Is it possible to fall in love with a book? If it is, The Teashop Girls (2008 ) by Laura Schaefer, with illustrations by Sujean Rim, now holds my heart. I wasn’t sure what to expect from this book, especially since I am not actually much of a tea drinker, but as soon as I saw the cover and the illustration of The Steeping Leaf I knew this book would have my undying devotion. I know I keep banging readers over the head with what I’m trying to point out with my Chick Lit Wednesday Reviews, but really this book embodies what a CLW book should be.
But that doesn’t tell you what it’s actually about.
Annie Green and her best friends Genna and Zoe have been drinking tea at the Steeping Leaf since grade school when they founded an exclusive group called The Teashop Girls. More than a fondness of tea is required in order to be a proper Teashop Girl, there are rules:
1) Teashop Girls are best friends forever.
2) Tea is held every week, no matter what.
3) All tea and scones must be split equally at all times.
Unfortunately, somewhere between elementary school and the end of eighth grade, the girls lost track of their weekly ritual. Genna is busy trying to start her acting career and Zoe is always practicing for tennis, leaving Annie feeling very alone.
For Annie, the logical solution is to convince her grandmother Louisa to hire Annie as a barista. Just because the Teashop Girls don’t have tea every week anymore, it doesn’t mean Annie can’t spend her spare time there, right?
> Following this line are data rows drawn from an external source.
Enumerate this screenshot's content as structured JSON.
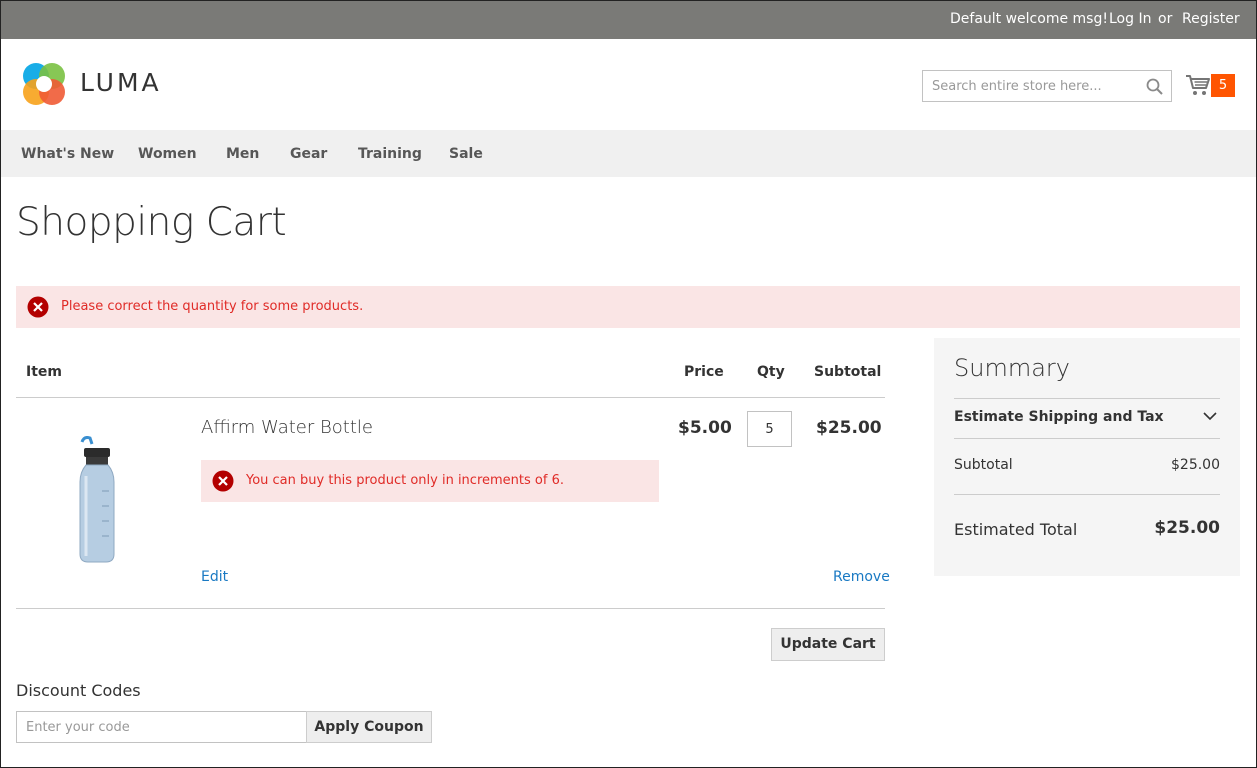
{
  "header": {
    "welcome": "Default welcome msg!",
    "login": "Log In",
    "or": "or",
    "register": "Register",
    "logo_text": "LUMA",
    "search_placeholder": "Search entire store here...",
    "cart_count": "5",
    "icons": {
      "search": "search-icon",
      "cart": "cart-icon",
      "logo": "luma-logo-icon"
    }
  },
  "nav": {
    "items": [
      "What's New",
      "Women",
      "Men",
      "Gear",
      "Training",
      "Sale"
    ]
  },
  "page": {
    "title": "Shopping Cart",
    "global_error": "Please correct the quantity for some products."
  },
  "cart": {
    "headers": {
      "item": "Item",
      "price": "Price",
      "qty": "Qty",
      "subtotal": "Subtotal"
    },
    "item": {
      "name": "Affirm Water Bottle",
      "price": "$5.00",
      "qty": "5",
      "subtotal": "$25.00",
      "error": "You can buy this product only in increments of 6.",
      "edit": "Edit",
      "remove": "Remove"
    },
    "update_button": "Update Cart"
  },
  "discount": {
    "title": "Discount Codes",
    "placeholder": "Enter your code",
    "apply_button": "Apply Coupon"
  },
  "summary": {
    "title": "Summary",
    "estimate_shipping": "Estimate Shipping and Tax",
    "subtotal_label": "Subtotal",
    "subtotal_value": "$25.00",
    "total_label": "Estimated Total",
    "total_value": "$25.00"
  },
  "colors": {
    "topbar": "#7a7a77",
    "link": "#1979c3",
    "error_bg": "#fae5e5",
    "error_text": "#e02b27",
    "cart_badge": "#ff5501"
  }
}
With a new job, and a new crush on her Barista Boy coworker, Annie finally feels as focused as her friends. It isn’t the same, but Annie is enjoying her time at the Leaf. Until the lights go out. Working with her grandmother, Annie realizes the Leaf’s future is tenuous–an eviction notice could spell the end of the beloved tea shop for good.
Luckily, another Teashop Girl rule is that “A Teashop Girl will always help other Teashop Girls in need.” So, with Zoe and Genna’s help, Annie sets out to save their beloved Steeping Leaf with varying ideas ranging from sheer genius to, well, less than successful.
Aside from saving the Steeping Leaf, this book’s main story is about friendship. Specifically, The Teashop Girls is about how Annie and her friends reconnect and realize that, no matter what else changes in their lives, being a Teashop Girl is forever.n (Just recently I was wishing for a book where romance was not central to the plot, and/or where I did not want it to be, and it wasn’t a big deal. This is that book.)
This is what I would call a middle grade book (the jacket sleeve recommends the book for ages 8 to 14 which seems spot on), which would be comfortably defined as either a children’s or young adult book. It also seemed really authentic. Annie narrates this novel as if she is talking to the reader, an affectation that often fails writers. Here, however, it worked perfectly because Schaefer’s characters were so vibrant and just real.
Another great feature was the book design. The cover was great because, as readers will learn, it totally shows Annie. I also loved the inclusion of Annie’s “handwritten” lists and notes as well as Genna’s illustrations and excerpts from the girls’ tea handbook. It was a feature that made the book feel as unique and charming as The Steeping Leaf sounds. Schaefer also includes some recipes from the girls and tea related quotes/ads that are sure to amuse tea enthusiasts while informing tea novices like myself.
I don’t think I’ve ever called a book both heartwarming and cheerful, but this one was. The Teashop Girls put me in a good mood as soon as I got and kept me in good spirits right to the end. One of the best books for girls that I have read recently.